The tennis ball will not appear in every location of it’s trajectory nor will it skip some on it’s way. It will look to us that time on the tennis ball has slowed down.

Time and space are relative. What this means to your question is simply the speed of the tennis ball must be measured in relationship to something else, namely us on Earth.

If the tennis ball is launched from Earth and goes 99% the speed of light from Earth, then microbes and insects on the tennis ball would appear to be moving very slowly. But on the tennis ball, life would go on normally and life on Earth would appear to be going very quickly.

However, on the tennis ball itself, once that speed is achieved, it will appear that the tennis ball is standing still and Earth is moving away very quickly. If you were little and stood on the tennis ball and turned on a beam of light, the light would leave your flashlight at the speed of light in all directions.

How is that possible since light only travels the same speed in a vacuum? Because time slowed down for you, and so light always travels the speed of light, even though you seem to be normal. That’s why space and time are interwoven in the same fabric, what we call spacetime.

The same for us on Earth. We are orbiting the sun, the sun is orbiting the Milky Way center, the whole galaxy is about to collide with Andromeda, etc. etc. But as far as we’re concerned, we’re standing still and light leaves our beams of light at the speed of light.

Using the latest technologies & maneuvers, what speeds can we hope to achieve in space flight?

I’m just wondering for practical purposes. Doesn’t even have to be a manned mission, so all that extra life support weight can be dumped. Using optimal fuel mixtures, the latest technology, & as many gravity slings & other natural phenomena as possible how fast could we go?

According to Wikipedia:

New Horizons is currently making 15.73 kilometers per second on its way to a Pluto/Charon flyby in July of 2015, impressive but not the kind of speed that would get us to interstellar probe territory. Interestingly, the fastest spacecraft ever built wasn’t headed out of the Solar System at all, but in toward the Sun.

End of quote. Now let’s analyze this in terms of interstellar travel.
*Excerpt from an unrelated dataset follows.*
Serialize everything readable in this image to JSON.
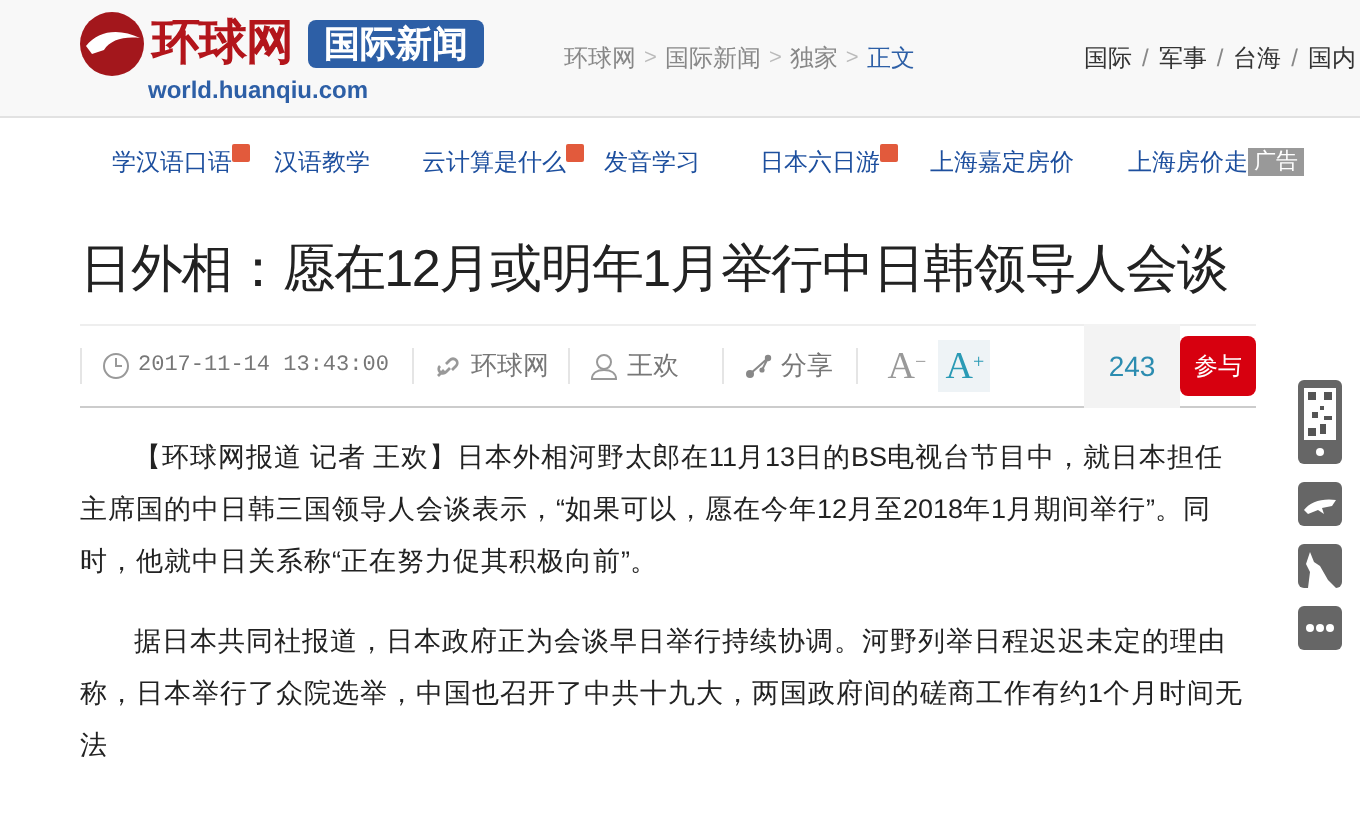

The best candidate for possible habitable planets we know nearby are part of the TRAPPIST-1 system, which has 3 planets squarely in “the habitable zone.”

This system is very, very close compared to the rest of Milky Way and the universe: Only a mere 40 light years.

Gravity swings work great inside a solar system. Out in deep space between stars with no other planets or bodies to gravity assist, you’re just going be traveling at the fastest gravity assist you could accomplish before leaving our solar system. That would be about 15.73 km/s.

Since a light year is about 5.88 trillion miles, or about 9.5 trillion killometers and one trillion equals one thousand billion, and one billion equals one thousand million, to travel 40 light years at 15.73 kilometers would take awhile. 15.73 km per second is 56,628 km per hour. So if we divide 9.5 trillion by 56,628 km it will tell us how many hours it would take to reach TRAPPIST-1. In this way, dividing that number by 24 will tell you that it would take 1,359,072 days to reach there, or about 3,723 years.

One way. To transmit back to Earth what you found would take another 40 years at the speed of light. Would anyone still be listening?

In other words, going as fast as we can, it would take three thousand seven-hundred twenty-three years to reach that system, what to speak of any other stars further away.

We’re not going to ever go there, and nobody from space is ever going to come here.